    PS: A tablespoon of dark chocolate chips contains 8 grams of carbs. Same for the craisins.

    And not everyone's body responds to carbs the same way.

    Esther is correct. Snacking and food choices do not cause diabetes.
  • slimtastesbetter
    slimtastesbetter Posts: 6,630 Member
    Bring your own snacks and make it a rule that you can only snack on those, the office snacks are off limits. You have a hard and fast rule about no eating during your fasting window, now you need a hard and fast rule No Snacking on the snacks in the office, only eat the snacks you've brought in yourself.
  • Blackwatch2000
    Blackwatch2000 Posts: 20 Member
    kami3006 wrote: »
    Dilvish wrote: »
    Snacking on healthy food is fine. Snacking on unhealthy food can wreak havoc on your health.

    Sadly most people don't realize how poor their food choices have been until it's too late. Me included.

    Snacking is what caused me to get type 2 diabetes. It wasn't my regular diet because I eat healthier than most people as I make my food from whole ingredients (not from a package), eat whole grain bread and pastas and rarely eat fast food.

    If the temptation persists, make yourself a wholesome healthy snack and always keep it handy. My favorite is a mixture of dark chocolate chips (at least 70% cacao), sweetened dried cranberries (Craisins) and some type of nuts or seeds (my favorite is shelled pumpkin seeds). This mixture is chock full of antioxidants, vitamins, minerals and healthy fats. It also is a good source of protein (pumpkin seeds) which can help satisfy cravings.

    Just remember "carbs beget carbs" meaning the more you consume the more you will crave...it's how the body responds.

    The bolded are blatantly not true.
    Snacking doesn't cause diabetes. Eating healthy food doesn't prevent diabetes. The two main factors that increase the odds of developing the condition are genetics and being overweight. It makes no difference whether you got to be overweight on whole foods or processed, extra-virgin olive oil or transfats.

    PS: A tablespoon of dark chocolate chips contains 8 grams of carbs. Same for the craisins.

    And not everyone's body responds to carbs the same way.

    Esther is correct.

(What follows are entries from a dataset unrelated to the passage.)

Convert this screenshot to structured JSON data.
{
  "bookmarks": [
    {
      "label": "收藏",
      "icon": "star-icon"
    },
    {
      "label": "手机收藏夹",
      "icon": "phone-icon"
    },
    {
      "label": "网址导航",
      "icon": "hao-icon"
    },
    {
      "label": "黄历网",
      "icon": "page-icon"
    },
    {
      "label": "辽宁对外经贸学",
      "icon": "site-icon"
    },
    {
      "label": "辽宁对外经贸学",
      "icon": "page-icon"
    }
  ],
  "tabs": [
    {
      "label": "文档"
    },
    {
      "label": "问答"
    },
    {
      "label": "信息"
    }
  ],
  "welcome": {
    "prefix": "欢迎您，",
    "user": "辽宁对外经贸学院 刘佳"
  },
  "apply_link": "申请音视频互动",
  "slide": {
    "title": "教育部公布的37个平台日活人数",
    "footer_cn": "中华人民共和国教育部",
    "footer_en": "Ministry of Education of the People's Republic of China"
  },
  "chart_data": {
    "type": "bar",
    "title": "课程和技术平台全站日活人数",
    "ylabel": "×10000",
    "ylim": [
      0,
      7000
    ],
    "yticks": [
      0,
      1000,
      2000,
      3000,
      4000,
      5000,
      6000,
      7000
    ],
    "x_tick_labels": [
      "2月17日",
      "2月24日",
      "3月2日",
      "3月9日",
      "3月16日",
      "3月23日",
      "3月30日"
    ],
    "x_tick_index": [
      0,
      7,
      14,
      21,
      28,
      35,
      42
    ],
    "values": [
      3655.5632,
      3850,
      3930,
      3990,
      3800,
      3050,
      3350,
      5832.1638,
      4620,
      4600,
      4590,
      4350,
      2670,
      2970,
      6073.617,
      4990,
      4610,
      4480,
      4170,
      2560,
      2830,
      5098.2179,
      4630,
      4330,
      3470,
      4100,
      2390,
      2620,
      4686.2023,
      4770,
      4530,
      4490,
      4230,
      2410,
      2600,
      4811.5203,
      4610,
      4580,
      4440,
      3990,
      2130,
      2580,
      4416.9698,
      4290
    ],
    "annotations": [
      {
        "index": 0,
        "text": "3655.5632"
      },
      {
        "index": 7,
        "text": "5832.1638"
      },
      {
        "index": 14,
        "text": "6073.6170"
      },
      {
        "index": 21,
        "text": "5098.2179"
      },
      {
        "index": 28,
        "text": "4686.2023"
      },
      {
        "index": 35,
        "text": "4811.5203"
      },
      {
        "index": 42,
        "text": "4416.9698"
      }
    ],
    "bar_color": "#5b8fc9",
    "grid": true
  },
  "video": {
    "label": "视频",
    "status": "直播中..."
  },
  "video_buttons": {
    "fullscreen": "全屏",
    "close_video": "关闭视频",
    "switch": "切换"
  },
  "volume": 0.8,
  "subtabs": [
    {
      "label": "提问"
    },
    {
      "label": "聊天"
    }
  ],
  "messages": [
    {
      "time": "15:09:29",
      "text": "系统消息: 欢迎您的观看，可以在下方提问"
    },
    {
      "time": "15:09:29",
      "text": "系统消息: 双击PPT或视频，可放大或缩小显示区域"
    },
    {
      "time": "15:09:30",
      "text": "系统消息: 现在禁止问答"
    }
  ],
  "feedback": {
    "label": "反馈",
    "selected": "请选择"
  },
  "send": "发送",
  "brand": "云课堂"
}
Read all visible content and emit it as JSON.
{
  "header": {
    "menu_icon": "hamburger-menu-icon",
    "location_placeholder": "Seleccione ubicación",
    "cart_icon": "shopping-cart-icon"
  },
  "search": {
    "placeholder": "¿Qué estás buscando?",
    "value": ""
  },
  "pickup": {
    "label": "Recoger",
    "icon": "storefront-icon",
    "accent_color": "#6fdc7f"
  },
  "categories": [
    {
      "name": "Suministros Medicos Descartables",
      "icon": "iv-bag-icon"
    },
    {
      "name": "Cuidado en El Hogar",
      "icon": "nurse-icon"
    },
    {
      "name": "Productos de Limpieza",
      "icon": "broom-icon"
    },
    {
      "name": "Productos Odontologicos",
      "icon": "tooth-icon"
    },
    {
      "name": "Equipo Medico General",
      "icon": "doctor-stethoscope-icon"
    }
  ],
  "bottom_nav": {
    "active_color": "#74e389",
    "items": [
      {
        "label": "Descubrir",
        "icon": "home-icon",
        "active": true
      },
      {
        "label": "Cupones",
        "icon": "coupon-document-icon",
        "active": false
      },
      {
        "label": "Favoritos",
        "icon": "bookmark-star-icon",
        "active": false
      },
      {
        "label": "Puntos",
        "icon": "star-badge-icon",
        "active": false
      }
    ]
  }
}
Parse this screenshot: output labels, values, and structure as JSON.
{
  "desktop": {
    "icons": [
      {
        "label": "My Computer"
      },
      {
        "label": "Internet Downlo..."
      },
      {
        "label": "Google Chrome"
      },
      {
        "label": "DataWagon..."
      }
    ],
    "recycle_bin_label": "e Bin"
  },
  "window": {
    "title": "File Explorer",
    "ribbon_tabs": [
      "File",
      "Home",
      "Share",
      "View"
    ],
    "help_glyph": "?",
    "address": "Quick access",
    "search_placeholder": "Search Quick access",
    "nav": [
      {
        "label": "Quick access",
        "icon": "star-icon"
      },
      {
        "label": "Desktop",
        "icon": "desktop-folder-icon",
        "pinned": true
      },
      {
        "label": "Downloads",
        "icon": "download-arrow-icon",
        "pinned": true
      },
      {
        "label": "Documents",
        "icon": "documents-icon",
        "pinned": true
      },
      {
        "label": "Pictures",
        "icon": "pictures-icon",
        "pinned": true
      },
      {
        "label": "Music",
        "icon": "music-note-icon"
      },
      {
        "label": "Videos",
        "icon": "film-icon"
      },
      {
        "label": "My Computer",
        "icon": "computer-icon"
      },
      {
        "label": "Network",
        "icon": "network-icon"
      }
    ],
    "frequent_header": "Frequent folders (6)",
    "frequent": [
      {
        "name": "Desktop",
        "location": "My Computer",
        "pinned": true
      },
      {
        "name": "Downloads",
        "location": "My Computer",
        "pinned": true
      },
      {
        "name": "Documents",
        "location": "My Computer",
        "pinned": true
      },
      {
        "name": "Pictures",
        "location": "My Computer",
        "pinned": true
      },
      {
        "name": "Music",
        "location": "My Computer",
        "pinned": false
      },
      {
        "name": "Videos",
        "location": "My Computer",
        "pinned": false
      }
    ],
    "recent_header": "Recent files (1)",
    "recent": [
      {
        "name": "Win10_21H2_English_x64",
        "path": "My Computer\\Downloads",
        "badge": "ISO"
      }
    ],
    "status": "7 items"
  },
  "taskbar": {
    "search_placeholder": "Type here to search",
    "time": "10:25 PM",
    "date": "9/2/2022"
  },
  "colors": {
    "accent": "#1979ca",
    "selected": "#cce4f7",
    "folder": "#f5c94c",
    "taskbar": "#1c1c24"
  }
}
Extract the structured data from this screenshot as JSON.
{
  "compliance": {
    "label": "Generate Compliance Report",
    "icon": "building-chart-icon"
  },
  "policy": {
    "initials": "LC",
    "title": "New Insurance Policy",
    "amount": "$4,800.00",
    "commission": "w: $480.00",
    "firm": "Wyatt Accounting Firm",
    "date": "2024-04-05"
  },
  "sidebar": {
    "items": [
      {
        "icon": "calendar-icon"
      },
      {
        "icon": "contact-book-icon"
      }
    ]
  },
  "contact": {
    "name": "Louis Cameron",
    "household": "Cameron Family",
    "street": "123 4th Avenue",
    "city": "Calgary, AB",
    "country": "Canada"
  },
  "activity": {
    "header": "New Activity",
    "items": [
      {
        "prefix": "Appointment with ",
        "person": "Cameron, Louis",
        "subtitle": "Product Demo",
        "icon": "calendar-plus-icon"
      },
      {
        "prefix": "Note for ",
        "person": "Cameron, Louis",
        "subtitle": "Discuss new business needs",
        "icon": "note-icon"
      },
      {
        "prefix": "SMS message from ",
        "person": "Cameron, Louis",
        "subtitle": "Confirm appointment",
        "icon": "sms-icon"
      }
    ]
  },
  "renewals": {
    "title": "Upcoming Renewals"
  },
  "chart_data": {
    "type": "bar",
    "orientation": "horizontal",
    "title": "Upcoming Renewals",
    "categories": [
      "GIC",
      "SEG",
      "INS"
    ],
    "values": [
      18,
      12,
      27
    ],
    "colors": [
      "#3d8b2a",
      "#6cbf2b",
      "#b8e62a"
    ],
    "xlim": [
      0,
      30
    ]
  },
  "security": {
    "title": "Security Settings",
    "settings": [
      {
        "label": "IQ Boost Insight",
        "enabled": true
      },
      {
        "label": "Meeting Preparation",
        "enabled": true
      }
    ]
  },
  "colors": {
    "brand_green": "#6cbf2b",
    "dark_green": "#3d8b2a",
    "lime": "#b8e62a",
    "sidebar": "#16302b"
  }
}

Snacking and food choices do not cause diabetes.

    As someone with T1 diabetes and a spouse with T2, I completely concur.
  • quiksylver296
    quiksylver296 Posts: 28,320 Member
    Dilvish wrote: »
    Snacking on healthy food is fine. Snacking on unhealthy food can wreak havoc on your health.

    Sadly most people don't realize how poor their food choices have been until it's too late. Me included.

    Snacking is what caused me to get type 2 diabetes. It wasn't my regular diet because I eat healthier than most people as I make my food from whole ingredients (not from a package), eat whole grain bread and pastas and rarely eat fast food.

    If the temptation persists, make yourself a wholesome healthy snack and always keep it handy. My favorite is a mixture of dark chocolate chips (at least 70% cacao), sweetened dried cranberries (Craisins) and some type of nuts or seeds (my favorite is shelled pumpkin seeds). This mixture is chock full of antioxidants, vitamins, minerals and healthy fats. It also is a good source of protein (pumpkin seeds) which can help satisfy cravings.

    Just remember "carbs beget carbs" meaning the more you consume the more you will crave...it's how the body responds.

    Holy crap! How many calories is that? I can eat a cookie for half what those calories probably are.